● What to work on
Could you repeat the whole listing below exactly as it stands?

Source material section start

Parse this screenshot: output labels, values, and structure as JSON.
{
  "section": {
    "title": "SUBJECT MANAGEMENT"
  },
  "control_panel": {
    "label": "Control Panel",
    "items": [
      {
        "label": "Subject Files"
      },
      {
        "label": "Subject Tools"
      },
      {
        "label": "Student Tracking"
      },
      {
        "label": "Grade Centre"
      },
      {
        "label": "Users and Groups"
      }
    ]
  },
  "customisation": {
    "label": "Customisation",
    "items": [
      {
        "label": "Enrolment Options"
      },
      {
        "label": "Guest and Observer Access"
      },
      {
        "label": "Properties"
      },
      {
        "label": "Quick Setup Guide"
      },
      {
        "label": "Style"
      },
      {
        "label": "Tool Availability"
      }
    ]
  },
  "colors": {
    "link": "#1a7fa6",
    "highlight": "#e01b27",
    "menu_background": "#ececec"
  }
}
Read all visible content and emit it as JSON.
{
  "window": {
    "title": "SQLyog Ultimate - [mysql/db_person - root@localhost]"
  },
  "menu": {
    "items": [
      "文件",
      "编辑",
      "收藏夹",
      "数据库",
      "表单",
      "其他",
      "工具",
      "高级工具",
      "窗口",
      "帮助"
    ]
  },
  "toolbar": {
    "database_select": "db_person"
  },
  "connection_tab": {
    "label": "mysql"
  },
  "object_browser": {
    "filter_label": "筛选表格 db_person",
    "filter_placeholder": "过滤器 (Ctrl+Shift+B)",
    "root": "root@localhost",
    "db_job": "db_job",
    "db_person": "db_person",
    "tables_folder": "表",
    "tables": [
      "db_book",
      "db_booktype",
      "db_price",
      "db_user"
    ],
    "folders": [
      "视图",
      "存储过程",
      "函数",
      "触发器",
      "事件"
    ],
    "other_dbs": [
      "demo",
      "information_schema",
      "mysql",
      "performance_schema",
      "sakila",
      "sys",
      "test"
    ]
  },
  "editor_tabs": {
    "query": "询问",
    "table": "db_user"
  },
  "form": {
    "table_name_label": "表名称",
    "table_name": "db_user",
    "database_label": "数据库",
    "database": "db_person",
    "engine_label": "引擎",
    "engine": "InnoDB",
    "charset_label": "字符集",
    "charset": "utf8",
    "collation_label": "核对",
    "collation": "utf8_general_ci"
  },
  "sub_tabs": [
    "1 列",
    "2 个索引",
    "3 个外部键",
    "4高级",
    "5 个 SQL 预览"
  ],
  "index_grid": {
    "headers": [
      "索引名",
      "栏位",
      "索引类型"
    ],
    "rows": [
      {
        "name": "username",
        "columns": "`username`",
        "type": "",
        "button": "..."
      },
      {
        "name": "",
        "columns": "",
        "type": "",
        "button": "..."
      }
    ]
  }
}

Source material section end

● Solution to this problem
Parse this screenshot: output labels, values, and structure as JSON.
{
  "section": {
    "title": "SUBJECT MANAGEMENT"
  },
  "control_panel": {
    "label": "Control Panel",
    "items": [
      {
        "label": "Subject Files"
      },
      {
        "label": "Subject Tools"
      },
      {
        "label": "Student Tracking"
      },
      {
        "label": "Grade Centre"
      },
      {
        "label": "Users and Groups"
      }
    ]
  },
  "customisation": {
    "label": "Customisation",
    "items": [
      {
        "label": "Enrolment Options"
      },
      {
        "label": "Guest and Observer Access"
      },
      {
        "label": "Properties"
      },
      {
        "label": "Quick Setup Guide"
      },
      {
        "label": "Style"
      },
      {
        "label": "Tool Availability"
      }
    ]
  },
  "colors": {
    "link": "#1a7fa6",
    "highlight": "#e01b27",
    "menu_background": "#ececec"
  }
}
Read all visible content and emit it as JSON.
{
  "window": {
    "title": "SQLyog Ultimate - [mysql/db_person - root@localhost]"
  },
  "menu": {
    "items": [
      "文件",
      "编辑",
      "收藏夹",
      "数据库",
      "表单",
      "其他",
      "工具",
      "高级工具",
      "窗口",
      "帮助"
    ]
  },
  "toolbar": {
    "database_select": "db_person"
  },
  "connection_tab": {
    "label": "mysql"
  },
  "object_browser": {
    "filter_label": "筛选表格 db_person",
    "filter_placeholder": "过滤器 (Ctrl+Shift+B)",
    "root": "root@localhost",
    "db_job": "db_job",
    "db_person": "db_person",
    "tables_folder": "表",
    "tables": [
      "db_book",
      "db_booktype",
      "db_price",
      "db_user"
    ],
    "folders": [
      "视图",
      "存储过程",
      "函数",
      "触发器",
      "事件"
    ],
    "other_dbs": [
      "demo",
      "information_schema",
      "mysql",
      "performance_schema",
      "sakila",
      "sys",
      "test"
    ]
  },
  "editor_tabs": {
    "query": "询问",
    "table": "db_user"
  },
  "form": {
    "table_name_label": "表名称",
    "table_name": "db_user",
    "database_label": "数据库",
    "database": "db_person",
    "engine_label": "引擎",
    "engine": "InnoDB",
    "charset_label": "字符集",
    "charset": "utf8",
    "collation_label": "核对",
    "collation": "utf8_general_ci"
  },
  "sub_tabs": [
    "1 列",
    "2 个索引",
    "3 个外部键",
    "4高级",
    "5 个 SQL 预览"
  ],
  "index_grid": {
    "headers": [
      "索引名",
      "栏位",
      "索引类型"
    ],
    "rows": [
      {
        "name": "username",
        "columns": "`username`",
        "type": "",
        "button": "..."
      },
      {
        "name": "",
        "columns": "",
        "type": "",
        "button": "..."
      }
    ]
  }
}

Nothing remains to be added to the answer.